Requirement:
Restate each record word for word, from the first to the last.

Input material:
------------------------------------

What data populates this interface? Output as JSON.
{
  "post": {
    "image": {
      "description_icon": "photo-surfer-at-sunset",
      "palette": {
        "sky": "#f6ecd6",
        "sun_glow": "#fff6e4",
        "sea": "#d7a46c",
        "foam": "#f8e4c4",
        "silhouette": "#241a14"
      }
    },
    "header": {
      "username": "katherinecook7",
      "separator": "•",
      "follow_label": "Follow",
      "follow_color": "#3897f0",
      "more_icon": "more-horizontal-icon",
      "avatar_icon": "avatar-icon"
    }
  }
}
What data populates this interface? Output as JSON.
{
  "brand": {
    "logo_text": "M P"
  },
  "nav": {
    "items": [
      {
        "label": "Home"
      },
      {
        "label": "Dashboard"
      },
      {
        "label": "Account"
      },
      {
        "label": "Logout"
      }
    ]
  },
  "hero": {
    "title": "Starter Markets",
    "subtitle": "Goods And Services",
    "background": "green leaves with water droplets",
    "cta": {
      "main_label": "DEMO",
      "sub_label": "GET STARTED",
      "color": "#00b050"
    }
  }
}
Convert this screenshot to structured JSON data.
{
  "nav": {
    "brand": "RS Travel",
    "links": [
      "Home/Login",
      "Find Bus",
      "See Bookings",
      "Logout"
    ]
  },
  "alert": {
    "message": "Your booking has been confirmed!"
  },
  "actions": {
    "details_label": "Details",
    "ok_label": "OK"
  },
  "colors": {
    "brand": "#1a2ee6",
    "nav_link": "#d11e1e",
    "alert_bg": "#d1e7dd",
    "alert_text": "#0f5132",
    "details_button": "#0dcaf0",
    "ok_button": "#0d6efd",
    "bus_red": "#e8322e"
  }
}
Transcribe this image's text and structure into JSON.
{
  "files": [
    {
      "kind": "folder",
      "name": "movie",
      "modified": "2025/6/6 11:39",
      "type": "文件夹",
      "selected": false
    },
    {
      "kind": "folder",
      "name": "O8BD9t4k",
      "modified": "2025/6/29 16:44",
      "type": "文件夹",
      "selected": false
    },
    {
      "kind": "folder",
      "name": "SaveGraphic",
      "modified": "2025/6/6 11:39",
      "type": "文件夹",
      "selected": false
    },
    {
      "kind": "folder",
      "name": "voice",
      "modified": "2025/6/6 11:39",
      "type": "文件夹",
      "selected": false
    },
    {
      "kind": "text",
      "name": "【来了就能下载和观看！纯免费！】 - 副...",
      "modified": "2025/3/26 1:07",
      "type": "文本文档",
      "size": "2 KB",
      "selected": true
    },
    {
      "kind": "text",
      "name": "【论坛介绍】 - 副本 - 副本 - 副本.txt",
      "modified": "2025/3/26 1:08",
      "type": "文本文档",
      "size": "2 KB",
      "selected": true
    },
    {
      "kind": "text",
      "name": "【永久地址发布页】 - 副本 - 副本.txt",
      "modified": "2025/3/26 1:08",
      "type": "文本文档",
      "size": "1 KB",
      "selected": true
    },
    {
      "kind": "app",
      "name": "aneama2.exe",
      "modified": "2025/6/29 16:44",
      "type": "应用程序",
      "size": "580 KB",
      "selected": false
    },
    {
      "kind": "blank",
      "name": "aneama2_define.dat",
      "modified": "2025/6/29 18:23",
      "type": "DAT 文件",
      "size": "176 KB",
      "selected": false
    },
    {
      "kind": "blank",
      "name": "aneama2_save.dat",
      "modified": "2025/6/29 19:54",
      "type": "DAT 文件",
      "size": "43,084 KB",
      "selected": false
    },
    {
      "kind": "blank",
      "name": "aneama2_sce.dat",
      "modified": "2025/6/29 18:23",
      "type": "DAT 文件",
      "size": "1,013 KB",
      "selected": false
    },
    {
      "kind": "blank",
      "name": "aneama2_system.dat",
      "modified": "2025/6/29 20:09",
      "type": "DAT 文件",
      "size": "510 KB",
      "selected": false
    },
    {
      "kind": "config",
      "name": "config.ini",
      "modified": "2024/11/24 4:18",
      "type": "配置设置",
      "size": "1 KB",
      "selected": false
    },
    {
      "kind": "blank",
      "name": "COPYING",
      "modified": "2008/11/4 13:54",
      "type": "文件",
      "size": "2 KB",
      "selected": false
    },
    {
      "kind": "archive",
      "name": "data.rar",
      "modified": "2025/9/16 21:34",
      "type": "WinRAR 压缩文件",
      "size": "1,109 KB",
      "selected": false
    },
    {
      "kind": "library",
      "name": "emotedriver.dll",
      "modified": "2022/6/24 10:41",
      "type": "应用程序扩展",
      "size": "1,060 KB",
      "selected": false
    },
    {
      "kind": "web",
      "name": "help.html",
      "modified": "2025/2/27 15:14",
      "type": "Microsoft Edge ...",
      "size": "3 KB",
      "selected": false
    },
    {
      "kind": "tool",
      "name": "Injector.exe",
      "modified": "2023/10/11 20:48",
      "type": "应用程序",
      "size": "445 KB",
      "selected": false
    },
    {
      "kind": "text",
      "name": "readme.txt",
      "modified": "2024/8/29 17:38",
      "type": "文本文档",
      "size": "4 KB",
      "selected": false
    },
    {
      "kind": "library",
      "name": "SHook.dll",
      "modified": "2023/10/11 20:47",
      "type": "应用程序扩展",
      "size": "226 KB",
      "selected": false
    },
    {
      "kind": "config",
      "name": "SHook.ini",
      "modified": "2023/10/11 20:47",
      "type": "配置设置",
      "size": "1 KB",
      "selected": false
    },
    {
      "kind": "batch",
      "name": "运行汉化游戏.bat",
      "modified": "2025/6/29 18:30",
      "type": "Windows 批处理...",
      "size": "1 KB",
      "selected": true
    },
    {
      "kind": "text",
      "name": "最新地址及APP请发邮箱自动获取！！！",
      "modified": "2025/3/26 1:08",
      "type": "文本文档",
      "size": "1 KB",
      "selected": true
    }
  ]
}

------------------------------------

Response to this task:
What data populates this interface? Output as JSON.
{
  "post": {
    "image": {
      "description_icon": "photo-surfer-at-sunset",
      "palette": {
        "sky": "#f6ecd6",
        "sun_glow": "#fff6e4",
        "sea": "#d7a46c",
        "foam": "#f8e4c4",
        "silhouette": "#241a14"
      }
    },
    "header": {
      "username": "katherinecook7",
      "separator": "•",
      "follow_label": "Follow",
      "follow_color": "#3897f0",
      "more_icon": "more-horizontal-icon",
      "avatar_icon": "avatar-icon"
    }
  }
}
What data populates this interface? Output as JSON.
{
  "brand": {
    "logo_text": "M P"
  },
  "nav": {
    "items": [
      {
        "label": "Home"
      },
      {
        "label": "Dashboard"
      },
      {
        "label": "Account"
      },
      {
        "label": "Logout"
      }
    ]
  },
  "hero": {
    "title": "Starter Markets",
    "subtitle": "Goods And Services",
    "background": "green leaves with water droplets",
    "cta": {
      "main_label": "DEMO",
      "sub_label": "GET STARTED",
      "color": "#00b050"
    }
  }
}
Convert this screenshot to structured JSON data.
{
  "nav": {
    "brand": "RS Travel",
    "links": [
      "Home/Login",
      "Find Bus",
      "See Bookings",
      "Logout"
    ]
  },
  "alert": {
    "message": "Your booking has been confirmed!"
  },
  "actions": {
    "details_label": "Details",
    "ok_label": "OK"
  },
  "colors": {
    "brand": "#1a2ee6",
    "nav_link": "#d11e1e",
    "alert_bg": "#d1e7dd",
    "alert_text": "#0f5132",
    "details_button": "#0dcaf0",
    "ok_button": "#0d6efd",
    "bus_red": "#e8322e"
  }
}
Transcribe this image's text and structure into JSON.
{
  "files": [
    {
      "kind": "folder",
      "name": "movie",
      "modified": "2025/6/6 11:39",
      "type": "文件夹",
      "selected": false
    },
    {
      "kind": "folder",
      "name": "O8BD9t4k",
      "modified": "2025/6/29 16:44",
      "type": "文件夹",
      "selected": false
    },
    {
      "kind": "folder",
      "name": "SaveGraphic",
      "modified": "2025/6/6 11:39",
      "type": "文件夹",
      "selected": false
    },
    {
      "kind": "folder",
      "name": "voice",
      "modified": "2025/6/6 11:39",
      "type": "文件夹",
      "selected": false
    },
    {
      "kind": "text",
      "name": "【来了就能下载和观看！纯免费！】 - 副...",
      "modified": "2025/3/26 1:07",
      "type": "文本文档",
      "size": "2 KB",
      "selected": true
    },
    {
      "kind": "text",
      "name": "【论坛介绍】 - 副本 - 副本 - 副本.txt",
      "modified": "2025/3/26 1:08",
      "type": "文本文档",
      "size": "2 KB",
      "selected": true
    },
    {
      "kind": "text",
      "name": "【永久地址发布页】 - 副本 - 副本.txt",
      "modified": "2025/3/26 1:08",
      "type": "文本文档",
      "size": "1 KB",
      "selected": true
    },
    {
      "kind": "app",
      "name": "aneama2.exe",
      "modified": "2025/6/29 16:44",
      "type": "应用程序",
      "size": "580 KB",
      "selected": false
    },
    {
      "kind": "blank",
      "name": "aneama2_define.dat",
      "modified": "2025/6/29 18:23",
      "type": "DAT 文件",
      "size": "176 KB",
      "selected": false
    },
    {
      "kind": "blank",
      "name": "aneama2_save.dat",
      "modified": "2025/6/29 19:54",
      "type": "DAT 文件",
      "size": "43,084 KB",
      "selected": false
    },
    {
      "kind": "blank",
      "name": "aneama2_sce.dat",
      "modified": "2025/6/29 18:23",
      "type": "DAT 文件",
      "size": "1,013 KB",
      "selected": false
    },
    {
      "kind": "blank",
      "name": "aneama2_system.dat",
      "modified": "2025/6/29 20:09",
      "type": "DAT 文件",
      "size": "510 KB",
      "selected": false
    },
    {
      "kind": "config",
      "name": "config.ini",
      "modified": "2024/11/24 4:18",
      "type": "配置设置",
      "size": "1 KB",
      "selected": false
    },
    {
      "kind": "blank",
      "name": "COPYING",
      "modified": "2008/11/4 13:54",
      "type": "文件",
      "size": "2 KB",
      "selected": false
    },
    {
      "kind": "archive",
      "name": "data.rar",
      "modified": "2025/9/16 21:34",
      "type": "WinRAR 压缩文件",
      "size": "1,109 KB",
      "selected": false
    },
    {
      "kind": "library",
      "name": "emotedriver.dll",
      "modified": "2022/6/24 10:41",
      "type": "应用程序扩展",
      "size": "1,060 KB",
      "selected": false
    },
    {
      "kind": "web",
      "name": "help.html",
      "modified": "2025/2/27 15:14",
      "type": "Microsoft Edge ...",
      "size": "3 KB",
      "selected": false
    },
    {
      "kind": "tool",
      "name": "Injector.exe",
      "modified": "2023/10/11 20:48",
      "type": "应用程序",
      "size": "445 KB",
      "selected": false
    },
    {
      "kind": "text",
      "name": "readme.txt",
      "modified": "2024/8/29 17:38",
      "type": "文本文档",
      "size": "4 KB",
      "selected": false
    },
    {
      "kind": "library",
      "name": "SHook.dll",
      "modified": "2023/10/11 20:47",
      "type": "应用程序扩展",
      "size": "226 KB",
      "selected": false
    },
    {
      "kind": "config",
      "name": "SHook.ini",
      "modified": "2023/10/11 20:47",
      "type": "配置设置",
      "size": "1 KB",
      "selected": false
    },
    {
      "kind": "batch",
      "name": "运行汉化游戏.bat",
      "modified": "2025/6/29 18:30",
      "type": "Windows 批处理...",
      "size": "1 KB",
      "selected": true
    },
    {
      "kind": "text",
      "name": "最新地址及APP请发邮箱自动获取！！！",
      "modified": "2025/3/26 1:08",
      "type": "文本文档",
      "size": "1 KB",
      "selected": true
    }
  ]
}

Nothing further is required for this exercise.